Until Democrats refuse to compromise and coddle their own religious conservatives on matters of women’s fundamental rights of freedoms we’ll keep talking about this subject election after election. [bolding and italics in original]
(Update 04/10/2013: Taylor Marsh's quote is from Top Story: What’s the Matter with Todd Akin? 08/21/2012 and she amended it to modify her comments about Obama that is at the first of the section quoted here.)
Classic Obama minimalism, in other words. Even in the transcript, his careful choosing of words is evident, and more so in the video. As Marsh points out, his garbled reference to the House Republicans attempt to redefine rape ("qualifying forcible rape versus non-forcible rape") steps on his "rape is rape" comment. And, rather than try to hang that albatross on the Republicans' necks, he basically gives the Republicans a waiver by saying, "But I don’t think that they would agree with the Senator from Missouri in terms of his statement, which was way out there." He pepper-sprays his own message within a couple of sentences, in other words.
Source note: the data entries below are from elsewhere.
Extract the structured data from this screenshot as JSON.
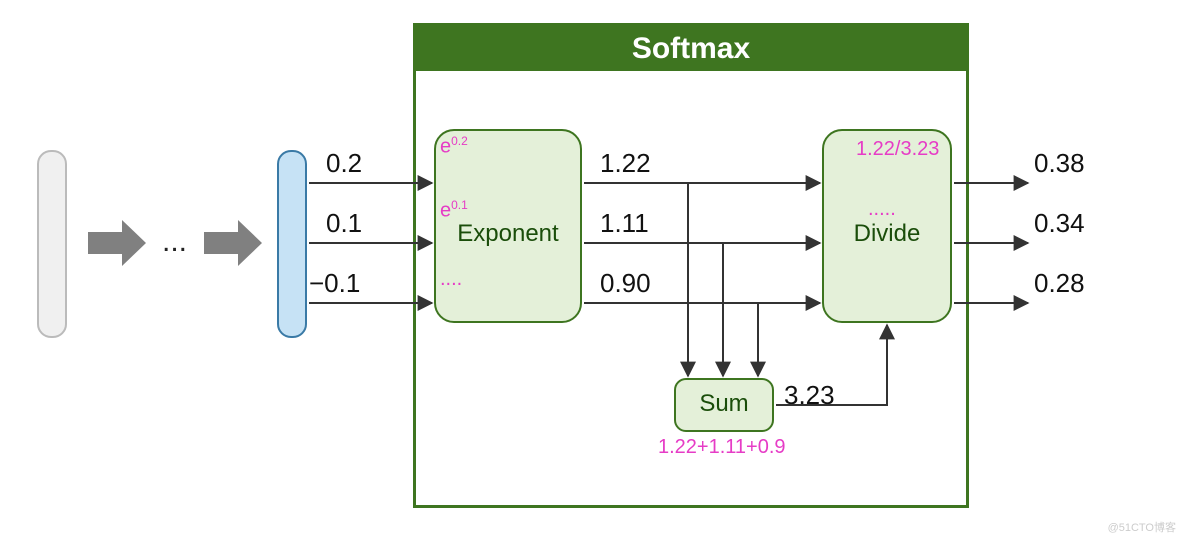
{
  "title": "Softmax",
  "nodes": {
    "exponent": "Exponent",
    "divide": "Divide",
    "sum": "Sum"
  },
  "inputs": {
    "v1": "0.2",
    "v2": "0.1",
    "v3": "−0.1"
  },
  "exp_vals": {
    "v1": "1.22",
    "v2": "1.11",
    "v3": "0.90"
  },
  "sum_val": "3.23",
  "outputs": {
    "v1": "0.38",
    "v2": "0.34",
    "v3": "0.28"
  },
  "annotations": {
    "exp1": "e",
    "exp1_sup": "0.2",
    "exp2": "e",
    "exp2_sup": "0.1",
    "exp3": "....",
    "div1": "1.22/3.23",
    "div2": ".....",
    "sum_expr": "1.22+1.11+0.9"
  },
  "ellipsis": "...",
  "watermark": "@51CTO博客"
}
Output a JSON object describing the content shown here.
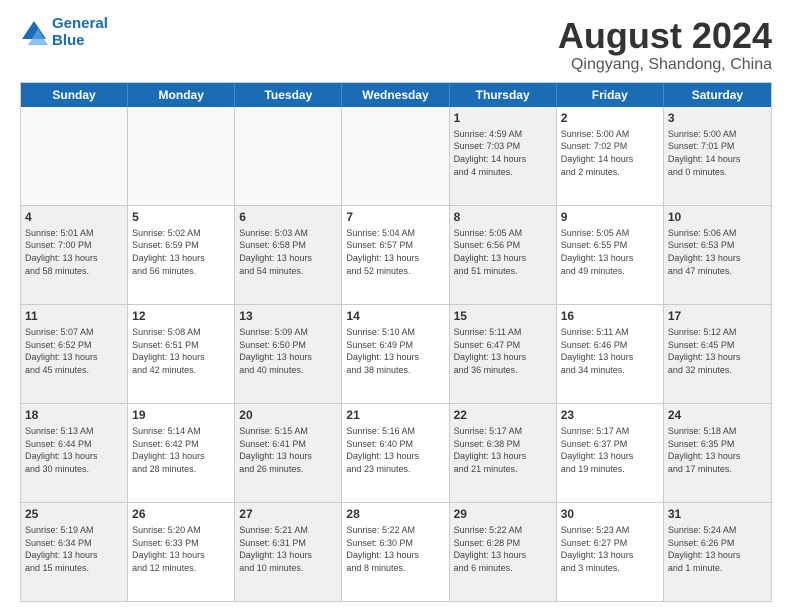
{
  "header": {
    "logo_line1": "General",
    "logo_line2": "Blue",
    "title": "August 2024",
    "subtitle": "Qingyang, Shandong, China"
  },
  "days_of_week": [
    "Sunday",
    "Monday",
    "Tuesday",
    "Wednesday",
    "Thursday",
    "Friday",
    "Saturday"
  ],
  "weeks": [
    [
      {
        "day": "",
        "info": "",
        "empty": true
      },
      {
        "day": "",
        "info": "",
        "empty": true
      },
      {
        "day": "",
        "info": "",
        "empty": true
      },
      {
        "day": "",
        "info": "",
        "empty": true
      },
      {
        "day": "1",
        "info": "Sunrise: 4:59 AM\nSunset: 7:03 PM\nDaylight: 14 hours\nand 4 minutes."
      },
      {
        "day": "2",
        "info": "Sunrise: 5:00 AM\nSunset: 7:02 PM\nDaylight: 14 hours\nand 2 minutes."
      },
      {
        "day": "3",
        "info": "Sunrise: 5:00 AM\nSunset: 7:01 PM\nDaylight: 14 hours\nand 0 minutes."
      }
    ],
    [
      {
        "day": "4",
        "info": "Sunrise: 5:01 AM\nSunset: 7:00 PM\nDaylight: 13 hours\nand 58 minutes."
      },
      {
        "day": "5",
        "info": "Sunrise: 5:02 AM\nSunset: 6:59 PM\nDaylight: 13 hours\nand 56 minutes."
      },
      {
        "day": "6",
        "info": "Sunrise: 5:03 AM\nSunset: 6:58 PM\nDaylight: 13 hours\nand 54 minutes."
      },
      {
        "day": "7",
        "info": "Sunrise: 5:04 AM\nSunset: 6:57 PM\nDaylight: 13 hours\nand 52 minutes."
      },
      {
        "day": "8",
        "info": "Sunrise: 5:05 AM\nSunset: 6:56 PM\nDaylight: 13 hours\nand 51 minutes."
      },
      {
        "day": "9",
        "info": "Sunrise: 5:05 AM\nSunset: 6:55 PM\nDaylight: 13 hours\nand 49 minutes."
      },
      {
        "day": "10",
        "info": "Sunrise: 5:06 AM\nSunset: 6:53 PM\nDaylight: 13 hours\nand 47 minutes."
      }
    ],
    [
      {
        "day": "11",
        "info": "Sunrise: 5:07 AM\nSunset: 6:52 PM\nDaylight: 13 hours\nand 45 minutes."
      },
      {
        "day": "12",
        "info": "Sunrise: 5:08 AM\nSunset: 6:51 PM\nDaylight: 13 hours\nand 42 minutes."
      },
      {
        "day": "13",
        "info": "Sunrise: 5:09 AM\nSunset: 6:50 PM\nDaylight: 13 hours\nand 40 minutes."
      },
      {
        "day": "14",
        "info": "Sunrise: 5:10 AM\nSunset: 6:49 PM\nDaylight: 13 hours\nand 38 minutes."
      },
      {
        "day": "15",
        "info": "Sunrise: 5:11 AM\nSunset: 6:47 PM\nDaylight: 13 hours\nand 36 minutes."
      },
      {
        "day": "16",
        "info": "Sunrise: 5:11 AM\nSunset: 6:46 PM\nDaylight: 13 hours\nand 34 minutes."
      },
      {
        "day": "17",
        "info": "Sunrise: 5:12 AM\nSunset: 6:45 PM\nDaylight: 13 hours\nand 32 minutes."
      }
    ],
    [
      {
        "day": "18",
        "info": "Sunrise: 5:13 AM\nSunset: 6:44 PM\nDaylight: 13 hours\nand 30 minutes."
      },
      {
        "day": "19",
        "info": "Sunrise: 5:14 AM\nSunset: 6:42 PM\nDaylight: 13 hours\nand 28 minutes."
      },
      {
        "day": "20",
        "info": "Sunrise: 5:15 AM\nSunset: 6:41 PM\nDaylight: 13 hours\nand 26 minutes."
      },
      {
        "day": "21",
        "info": "Sunrise: 5:16 AM\nSunset: 6:40 PM\nDaylight: 13 hours\nand 23 minutes."
      },
      {
        "day": "22",
        "info": "Sunrise: 5:17 AM\nSunset: 6:38 PM\nDaylight: 13 hours\nand 21 minutes."
      },
      {
        "day": "23",
        "info": "Sunrise: 5:17 AM\nSunset: 6:37 PM\nDaylight: 13 hours\nand 19 minutes."
      },
      {
        "day": "24",
        "info": "Sunrise: 5:18 AM\nSunset: 6:35 PM\nDaylight: 13 hours\nand 17 minutes."
      }
    ],
    [
      {
        "day": "25",
        "info": "Sunrise: 5:19 AM\nSunset: 6:34 PM\nDaylight: 13 hours\nand 15 minutes."
      },
      {
        "day": "26",
        "info": "Sunrise: 5:20 AM\nSunset: 6:33 PM\nDaylight: 13 hours\nand 12 minutes."
      },
      {
        "day": "27",
        "info": "Sunrise: 5:21 AM\nSunset: 6:31 PM\nDaylight: 13 hours\nand 10 minutes."
      },
      {
        "day": "28",
        "info": "Sunrise: 5:22 AM\nSunset: 6:30 PM\nDaylight: 13 hours\nand 8 minutes."
      },
      {
        "day": "29",
        "info": "Sunrise: 5:22 AM\nSunset: 6:28 PM\nDaylight: 13 hours\nand 6 minutes."
      },
      {
        "day": "30",
        "info": "Sunrise: 5:23 AM\nSunset: 6:27 PM\nDaylight: 13 hours\nand 3 minutes."
      },
      {
        "day": "31",
        "info": "Sunrise: 5:24 AM\nSunset: 6:26 PM\nDaylight: 13 hours\nand 1 minute."
      }
    ]
  ]
}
But this isn't just a matter of style. Obama has shown, especially in the health care debate, that he is willing to easily concede to the Blue Dogs when it comes to restricting abortion rights. His statement quoted above gives female voters a quotable quote, "rape is rape". But it says nothing about his commitment to abortion rights. He's leaving an opening for more "bipartisan" compromises on women's right to abortion.
It reminded me a lot of his response to the mass gun shooting in which Congresswoman Gaby Giffords was almost assassinated. That gave Obama a great opportunity to highlight some popular measure to promote some specific proposal to limit gun violence, or to highlight the way irresponsible, lying rightwingers are creating a climate of hatred and violence. He did neither. Instead, he offered up general pablum about civility, and established the bad precedent of the President treating mass gun murder murder events as occasions to play Pastor-in-Chief and invite the country to join in a sentimental moment of national unity in mourning.
Obama wants to be the great conciliator, the man who achieves postpartisan harmony with a Republican Party that is in a continuing process of radicalization. His response to Todd Akin's rape comment shows him very much in his Postpartisan Conciliator mode. It appears that Obama will try to use just enough partisanship to get re-elected and no more. He's not interested in building a mandate for Democratic policies.
Tags: 2012 election, abortion, barack obama, todd akin, women's rights